ACTION: Call your representatives (1-800-562-6000) and ask them to support HB 1295.
  Charter Schools  
  SB 6194 would authorize charter schools and address the Washington Supreme Court's concerns by designating charter schools as schools which are not common schools and by funding them through the Washington Opportunity Pathways Account. It has already passed the Senate Early Learning & K-12 Education Committee. On Monday, Jan. 18, the Senate Ways & Means Committee will hold a hearing on SB 6194.Another charter schools bill is SB 6163 which would address the Court's concerns of non-common school status and funding source by authorizing school districts to create district charter schools within the district. The Senate Early Learning & K-12 Education Committee held a hearing on Jan. 12 regarding SB 6163.WSCC is monitoring these bills.  
  Homeless Students  
  On Thursday, Jan. 21, the Senate Early Learning & K-12 Education Committee will hold a hearing on a bill that seeks to stabilize students who are homeless. SB 6298 would create a competitive grant process to evaluate and award state-funded three-year grants to school districts to increase identification of homeless students and to assess the capacity of the districts to provide support. The bill would also establish a grant program to link homeless students and their families with stable housing located in the homeless student's school district. WSCC supports SB 6298.  
  Gun Control  
  The House Judiciary Committee will hold a hearing on Thursday, Jan. 21, covering several bills on gun control. The hearing will include testimony on the following two bills:
  • HB 1747 would create the crime of child endangerment due to unsafe storage of a firearm. The bill would also require a firearms dealer, when selling a firearm, to offer to sell or give the purchaser a locked box, a lock, or a device that prevents the firearm from discharging.
  • HB 2372 would further restrict the disposition of forfeited firearms in the custody of law enforcement agencies by requiring most weapons be destroyed.
  Mental Health  
  On Wed., Jan. 20, the House Early Learning & Human Services Committee will have a work session on children's mental health issues. The committee will also hear HB 2439. This bill would increase access to adequate and appropriate mental health services for children and youth. HB 2439 would create a children's mental health work group to identify barriers to access of mental health services for children and families and to advise the legislature on statewide mental health services for this population.  
  The House Community Development, Housing & Tribal Affairs committee will consider housing when it meets on Tuesday, Jan. 19. In a work session, the committee will hear from invited experts about the state's affordable housing policy.  
  Carbon Emissions  
  On Thursday, Jan. 21, the Senate Energy and Environment & Telecommunications Committee will hold a hearing on a carbon tax bill. SB 6306 would impose a fossil fuel carbon pollution tax upon the carbon content of fossil fuels extracted, manufactured, or introduced into the state, equal to eight dollars per metric ton of carbon dioxide.

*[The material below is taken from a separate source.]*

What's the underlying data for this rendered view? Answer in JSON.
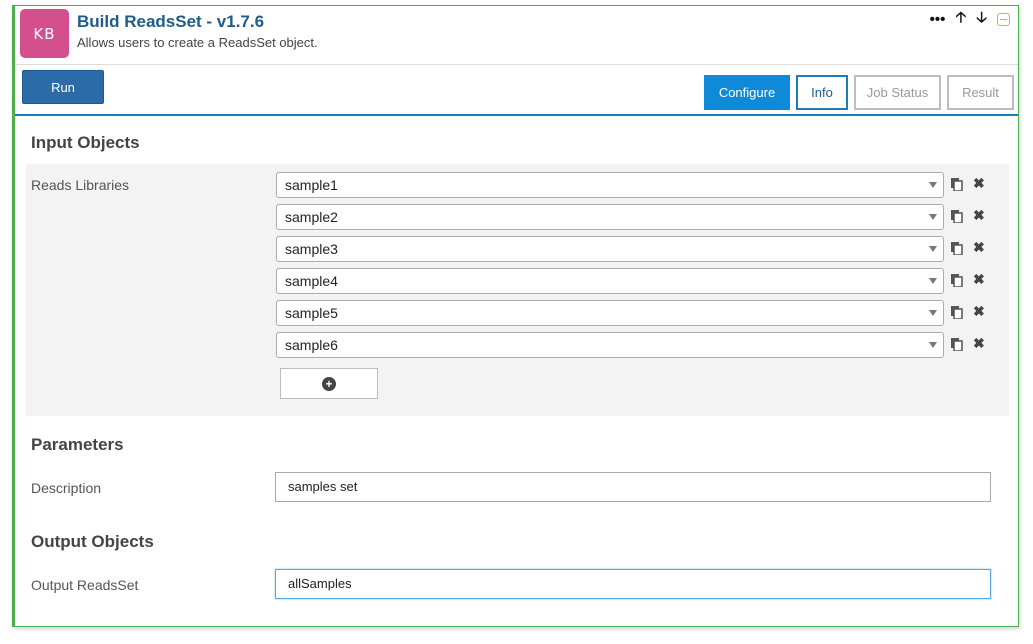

WSCC is monitoring this bill.  
  Voting Rights  

HB 1745 would protect the equal opportunity to participate in elections for minority groups by establishing a state voting rights act. The bill would promote equal voting opportunity in certain political subdivisions by authorizing district-based elections, requiring redistricting and new elections in certain circumstances. In the 2015 session, HB 1745 passed the House and passed the Senate Government Operations & Security Committee, but stalled in the Senate Rules Committee. On Tuesday, Jan. 19, the House State Government committee will hold a hearing on HB 1745.Click here to view WSCC bulletins on our website.

The Washington State Catholic Conference (WSCC) is the public policy voice of the Catholic Bishops of Washington State.